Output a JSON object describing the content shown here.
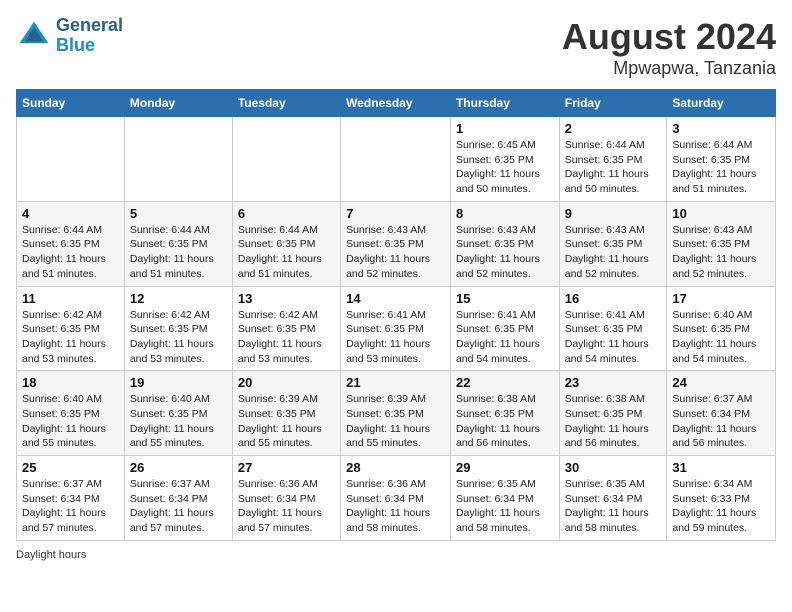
{
  "header": {
    "logo_line1": "General",
    "logo_line2": "Blue",
    "month": "August 2024",
    "location": "Mpwapwa, Tanzania"
  },
  "days_of_week": [
    "Sunday",
    "Monday",
    "Tuesday",
    "Wednesday",
    "Thursday",
    "Friday",
    "Saturday"
  ],
  "weeks": [
    [
      {
        "day": "",
        "info": ""
      },
      {
        "day": "",
        "info": ""
      },
      {
        "day": "",
        "info": ""
      },
      {
        "day": "",
        "info": ""
      },
      {
        "day": "1",
        "info": "Sunrise: 6:45 AM\nSunset: 6:35 PM\nDaylight: 11 hours\nand 50 minutes."
      },
      {
        "day": "2",
        "info": "Sunrise: 6:44 AM\nSunset: 6:35 PM\nDaylight: 11 hours\nand 50 minutes."
      },
      {
        "day": "3",
        "info": "Sunrise: 6:44 AM\nSunset: 6:35 PM\nDaylight: 11 hours\nand 51 minutes."
      }
    ],
    [
      {
        "day": "4",
        "info": "Sunrise: 6:44 AM\nSunset: 6:35 PM\nDaylight: 11 hours\nand 51 minutes."
      },
      {
        "day": "5",
        "info": "Sunrise: 6:44 AM\nSunset: 6:35 PM\nDaylight: 11 hours\nand 51 minutes."
      },
      {
        "day": "6",
        "info": "Sunrise: 6:44 AM\nSunset: 6:35 PM\nDaylight: 11 hours\nand 51 minutes."
      },
      {
        "day": "7",
        "info": "Sunrise: 6:43 AM\nSunset: 6:35 PM\nDaylight: 11 hours\nand 52 minutes."
      },
      {
        "day": "8",
        "info": "Sunrise: 6:43 AM\nSunset: 6:35 PM\nDaylight: 11 hours\nand 52 minutes."
      },
      {
        "day": "9",
        "info": "Sunrise: 6:43 AM\nSunset: 6:35 PM\nDaylight: 11 hours\nand 52 minutes."
      },
      {
        "day": "10",
        "info": "Sunrise: 6:43 AM\nSunset: 6:35 PM\nDaylight: 11 hours\nand 52 minutes."
      }
    ],
    [
      {
        "day": "11",
        "info": "Sunrise: 6:42 AM\nSunset: 6:35 PM\nDaylight: 11 hours\nand 53 minutes."
      },
      {
        "day": "12",
        "info": "Sunrise: 6:42 AM\nSunset: 6:35 PM\nDaylight: 11 hours\nand 53 minutes."
      },
      {
        "day": "13",
        "info": "Sunrise: 6:42 AM\nSunset: 6:35 PM\nDaylight: 11 hours\nand 53 minutes."
      },
      {
        "day": "14",
        "info": "Sunrise: 6:41 AM\nSunset: 6:35 PM\nDaylight: 11 hours\nand 53 minutes."
      },
      {
        "day": "15",
        "info": "Sunrise: 6:41 AM\nSunset: 6:35 PM\nDaylight: 11 hours\nand 54 minutes."
      },
      {
        "day": "16",
        "info": "Sunrise: 6:41 AM\nSunset: 6:35 PM\nDaylight: 11 hours\nand 54 minutes."
      },
      {
        "day": "17",
        "info": "Sunrise: 6:40 AM\nSunset: 6:35 PM\nDaylight: 11 hours\nand 54 minutes."
      }
    ],
    [
      {
        "day": "18",
        "info": "Sunrise: 6:40 AM\nSunset: 6:35 PM\nDaylight: 11 hours\nand 55 minutes."
      },
      {
        "day": "19",
        "info": "Sunrise: 6:40 AM\nSunset: 6:35 PM\nDaylight: 11 hours\nand 55 minutes."
      },
      {
        "day": "20",
        "info": "Sunrise: 6:39 AM\nSunset: 6:35 PM\nDaylight: 11 hours\nand 55 minutes."
      },
      {
        "day": "21",
        "info": "Sunrise: 6:39 AM\nSunset: 6:35 PM\nDaylight: 11 hours\nand 55 minutes."
      },
      {
        "day": "22",
        "info": "Sunrise: 6:38 AM\nSunset: 6:35 PM\nDaylight: 11 hours\nand 56 minutes."
      },
      {
        "day": "23",
        "info": "Sunrise: 6:38 AM\nSunset: 6:35 PM\nDaylight: 11 hours\nand 56 minutes."
      },
      {
        "day": "24",
        "info": "Sunrise: 6:37 AM\nSunset: 6:34 PM\nDaylight: 11 hours\nand 56 minutes."
      }
    ],
    [
      {
        "day": "25",
        "info": "Sunrise: 6:37 AM\nSunset: 6:34 PM\nDaylight: 11 hours\nand 57 minutes."
      },
      {
        "day": "26",
        "info": "Sunrise: 6:37 AM\nSunset: 6:34 PM\nDaylight: 11 hours\nand 57 minutes."
      },
      {
        "day": "27",
        "info": "Sunrise: 6:36 AM\nSunset: 6:34 PM\nDaylight: 11 hours\nand 57 minutes."
      },
      {
        "day": "28",
        "info": "Sunrise: 6:36 AM\nSunset: 6:34 PM\nDaylight: 11 hours\nand 58 minutes."
      },
      {
        "day": "29",
        "info": "Sunrise: 6:35 AM\nSunset: 6:34 PM\nDaylight: 11 hours\nand 58 minutes."
      },
      {
        "day": "30",
        "info": "Sunrise: 6:35 AM\nSunset: 6:34 PM\nDaylight: 11 hours\nand 58 minutes."
      },
      {
        "day": "31",
        "info": "Sunrise: 6:34 AM\nSunset: 6:33 PM\nDaylight: 11 hours\nand 59 minutes."
      }
    ]
  ],
  "footer": {
    "label": "Daylight hours"
  }
}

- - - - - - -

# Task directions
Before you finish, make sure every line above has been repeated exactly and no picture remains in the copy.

# Answer area
Output a JSON object describing the content shown here.
{
  "header": {
    "logo_line1": "General",
    "logo_line2": "Blue",
    "month": "August 2024",
    "location": "Mpwapwa, Tanzania"
  },
  "days_of_week": [
    "Sunday",
    "Monday",
    "Tuesday",
    "Wednesday",
    "Thursday",
    "Friday",
    "Saturday"
  ],
  "weeks": [
    [
      {
        "day": "",
        "info": ""
      },
      {
        "day": "",
        "info": ""
      },
      {
        "day": "",
        "info": ""
      },
      {
        "day": "",
        "info": ""
      },
      {
        "day": "1",
        "info": "Sunrise: 6:45 AM\nSunset: 6:35 PM\nDaylight: 11 hours\nand 50 minutes."
      },
      {
        "day": "2",
        "info": "Sunrise: 6:44 AM\nSunset: 6:35 PM\nDaylight: 11 hours\nand 50 minutes."
      },
      {
        "day": "3",
        "info": "Sunrise: 6:44 AM\nSunset: 6:35 PM\nDaylight: 11 hours\nand 51 minutes."
      }
    ],
    [
      {
        "day": "4",
        "info": "Sunrise: 6:44 AM\nSunset: 6:35 PM\nDaylight: 11 hours\nand 51 minutes."
      },
      {
        "day": "5",
        "info": "Sunrise: 6:44 AM\nSunset: 6:35 PM\nDaylight: 11 hours\nand 51 minutes."
      },
      {
        "day": "6",
        "info": "Sunrise: 6:44 AM\nSunset: 6:35 PM\nDaylight: 11 hours\nand 51 minutes."
      },
      {
        "day": "7",
        "info": "Sunrise: 6:43 AM\nSunset: 6:35 PM\nDaylight: 11 hours\nand 52 minutes."
      },
      {
        "day": "8",
        "info": "Sunrise: 6:43 AM\nSunset: 6:35 PM\nDaylight: 11 hours\nand 52 minutes."
      },
      {
        "day": "9",
        "info": "Sunrise: 6:43 AM\nSunset: 6:35 PM\nDaylight: 11 hours\nand 52 minutes."
      },
      {
        "day": "10",
        "info": "Sunrise: 6:43 AM\nSunset: 6:35 PM\nDaylight: 11 hours\nand 52 minutes."
      }
    ],
    [
      {
        "day": "11",
        "info": "Sunrise: 6:42 AM\nSunset: 6:35 PM\nDaylight: 11 hours\nand 53 minutes."
      },
      {
        "day": "12",
        "info": "Sunrise: 6:42 AM\nSunset: 6:35 PM\nDaylight: 11 hours\nand 53 minutes."
      },
      {
        "day": "13",
        "info": "Sunrise: 6:42 AM\nSunset: 6:35 PM\nDaylight: 11 hours\nand 53 minutes."
      },
      {
        "day": "14",
        "info": "Sunrise: 6:41 AM\nSunset: 6:35 PM\nDaylight: 11 hours\nand 53 minutes."
      },
      {
        "day": "15",
        "info": "Sunrise: 6:41 AM\nSunset: 6:35 PM\nDaylight: 11 hours\nand 54 minutes."
      },
      {
        "day": "16",
        "info": "Sunrise: 6:41 AM\nSunset: 6:35 PM\nDaylight: 11 hours\nand 54 minutes."
      },
      {
        "day": "17",
        "info": "Sunrise: 6:40 AM\nSunset: 6:35 PM\nDaylight: 11 hours\nand 54 minutes."
      }
    ],
    [
      {
        "day": "18",
        "info": "Sunrise: 6:40 AM\nSunset: 6:35 PM\nDaylight: 11 hours\nand 55 minutes."
      },
      {
        "day": "19",
        "info": "Sunrise: 6:40 AM\nSunset: 6:35 PM\nDaylight: 11 hours\nand 55 minutes."
      },
      {
        "day": "20",
        "info": "Sunrise: 6:39 AM\nSunset: 6:35 PM\nDaylight: 11 hours\nand 55 minutes."
      },
      {
        "day": "21",
        "info": "Sunrise: 6:39 AM\nSunset: 6:35 PM\nDaylight: 11 hours\nand 55 minutes."
      },
      {
        "day": "22",
        "info": "Sunrise: 6:38 AM\nSunset: 6:35 PM\nDaylight: 11 hours\nand 56 minutes."
      },
      {
        "day": "23",
        "info": "Sunrise: 6:38 AM\nSunset: 6:35 PM\nDaylight: 11 hours\nand 56 minutes."
      },
      {
        "day": "24",
        "info": "Sunrise: 6:37 AM\nSunset: 6:34 PM\nDaylight: 11 hours\nand 56 minutes."
      }
    ],
    [
      {
        "day": "25",
        "info": "Sunrise: 6:37 AM\nSunset: 6:34 PM\nDaylight: 11 hours\nand 57 minutes."
      },
      {
        "day": "26",
        "info": "Sunrise: 6:37 AM\nSunset: 6:34 PM\nDaylight: 11 hours\nand 57 minutes."
      },
      {
        "day": "27",
        "info": "Sunrise: 6:36 AM\nSunset: 6:34 PM\nDaylight: 11 hours\nand 57 minutes."
      },
      {
        "day": "28",
        "info": "Sunrise: 6:36 AM\nSunset: 6:34 PM\nDaylight: 11 hours\nand 58 minutes."
      },
      {
        "day": "29",
        "info": "Sunrise: 6:35 AM\nSunset: 6:34 PM\nDaylight: 11 hours\nand 58 minutes."
      },
      {
        "day": "30",
        "info": "Sunrise: 6:35 AM\nSunset: 6:34 PM\nDaylight: 11 hours\nand 58 minutes."
      },
      {
        "day": "31",
        "info": "Sunrise: 6:34 AM\nSunset: 6:33 PM\nDaylight: 11 hours\nand 59 minutes."
      }
    ]
  ],
  "footer": {
    "label": "Daylight hours"
  }
}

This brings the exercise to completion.